By Chloe Bennet
Becoming pregnant means that you are no longer responsible solely for yourself: something which categorizes all people’s feelings of nervousness to parenthood in general. It may be that you are a vegan and you are concerned that your diet will affect your unborn child. Many people are then espousing the importance of following a balanced diet while pregnant.
However, the fact is that no two people, experts or not, truly agree what the perfect pregnancy diet looks like. The truth is that there is probably more than one answer. That is why it is possible to enjoy a healthy pregnancy, both for mother and child while maintaining your vegan diet. Here’s how.
It’s not just about the pregnancy itself.
Often one of the key points to a healthy pregnancy is your enduring health before you become pregnant. That means eating healthily and maintaining a healthy lifestyle before you conceive. If you are in the process of looking to conceive, this becomes even more important. An unhealthy body will find it much more difficult (though not impossible) to support a healthy pregnancy. It is therefore important to begin to cut out harmful practices and think about ways of improving your lifestyle if possible. If you do all of these things and are vegan in the meantime, your diet will not need to change once you become pregnant.

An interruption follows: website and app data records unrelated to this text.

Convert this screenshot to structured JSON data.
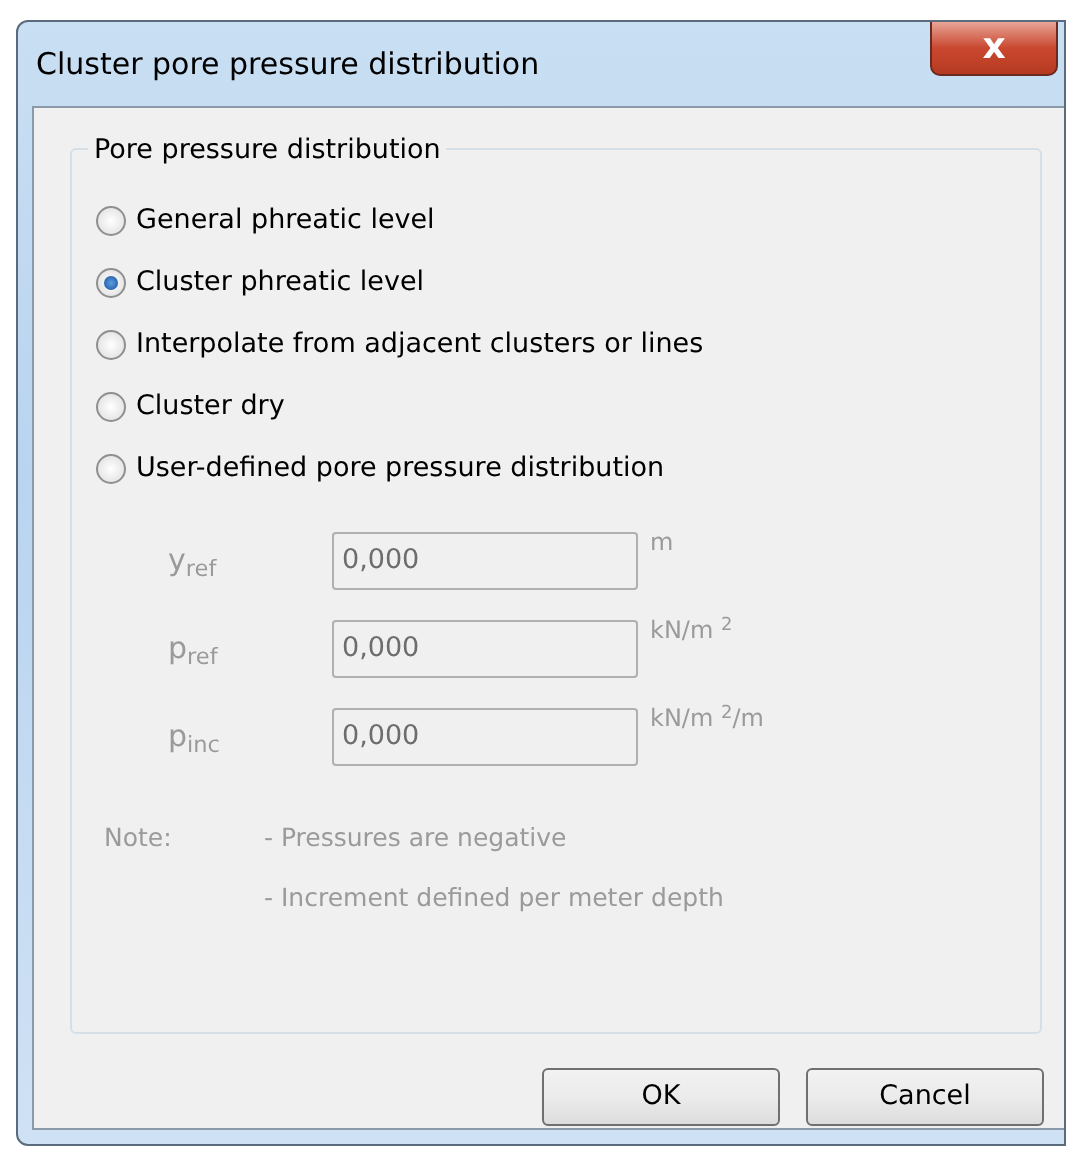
{
  "window": {
    "title": "Cluster pore pressure distribution",
    "close": "x"
  },
  "group": {
    "title": "Pore pressure distribution",
    "options": [
      {
        "label": "General phreatic level",
        "selected": false
      },
      {
        "label": "Cluster phreatic level",
        "selected": true
      },
      {
        "label": "Interpolate from adjacent clusters or lines",
        "selected": false
      },
      {
        "label": "Cluster dry",
        "selected": false
      },
      {
        "label": "User-defined pore pressure distribution",
        "selected": false
      }
    ],
    "fields": [
      {
        "label": "y$_{ref}$",
        "value": "0,000",
        "unit": "m",
        "disabled": true
      },
      {
        "label": "p$_{ref}$",
        "value": "0,000",
        "unit": "kN/m $^{2}$",
        "disabled": true
      },
      {
        "label": "p$_{inc}$",
        "value": "0,000",
        "unit": "kN/m $^{2}$/m",
        "disabled": true
      }
    ],
    "note": {
      "label": "Note:",
      "lines": [
        "- Pressures are negative",
        "- Increment defined per meter depth"
      ],
      "disabled": true
    }
  },
  "buttons": [
    "OK",
    "Cancel"
  ]
}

Accept that not everything will go according to plan.
Pregnancy is a wonderful preparation for parenthood because no matter how much you plan, be prepared to see all structure go immediately out of the window. Don’t panic; this is 100% normal. For example, during pregnancy, you may suffer from food aversions – you may find your stomach turning with the smell of food that you always loved previously. To the rational mind, it will difficult to process, but all expectant mothers experience unlikely taste changes. Then you may have to combat morning sickness or intolerance of certain foods.
“My advice to expectant mothers with strict dietary procedures is this: be prepared to adapt. It’s mother nature’s way of telling you that it’s not just about you anymore – something that will become abundantly clear the moment your baby arrives,” suggests Tracey Drinkwater, a blogger at Assignment Help and Essayroo.
You can’t do this alone.
It may be that you are fiercely independent with your dietary needs. You may have a partner who doesn’t follow the same routines as you. You are therefore solely responsible for the meals that you prepare and eat, or at least extend a high measure of control over this. Pregnancy is a team sport: you and your partner are in this together. It will, therefore, become more challenging to run the same routines you had before you discovered a baby was on the way. That means, for example, that there are times when you are tired and won’t be able to prepare the meals in a way you once did. It can become a bone of contention if your partner cannot fulfil your dietary needs to the same extent you can.
“By all means have a clear say in what you are prepared to consume and not consume, but as a team venture, you will need to adapt at times, and have understanding for the other person’s perspective. Yes, you need the primary care and attention, but consider that is may not really be possible to fulfil every need and demand as it arises,” advises Maria Unthank, a psychologist at Boomessays and UKWritings.
Listen to your body.
One of the deepest frustrations felt by expectant mothers can be the way that the irrational body somehow usurps the rational mind in times of pregnancy. This is the reality. So even if you feel somehow compromised in your principles in the way that your hunger is manifesting, you would do right to listen to your body. Energy will be an issue, so try to consume more of those foods that provide you with that required energy. There are a great number of vegan-friendly foods that can do this (such as bananas or sweet potatoes). Listen to your body: it knows what it needs.
Nourish yourself immediately after the birth.
Immediately after the birth is another crucial time. Some mothers choose to consume their placenta, for example, as it is rich in nutrients that the body has lost during the delivery, as well as it being great for raising your energy levels. If this is too extreme for you, then dose up on those natural goodies that you know your body responds to. Maintaining a healthy diet (perhaps the one that you always loved before you became pregnant) is vital once your baby has arrived. And if your tastes have slightly changed, embrace them too.
Chloe Bennet is a health blogger at Academic Writing Service and Write My Papers websites. She writes about family, relationships and digestion. Also, Chloe teaches how to write successful blog posts at Paper Fellows portal.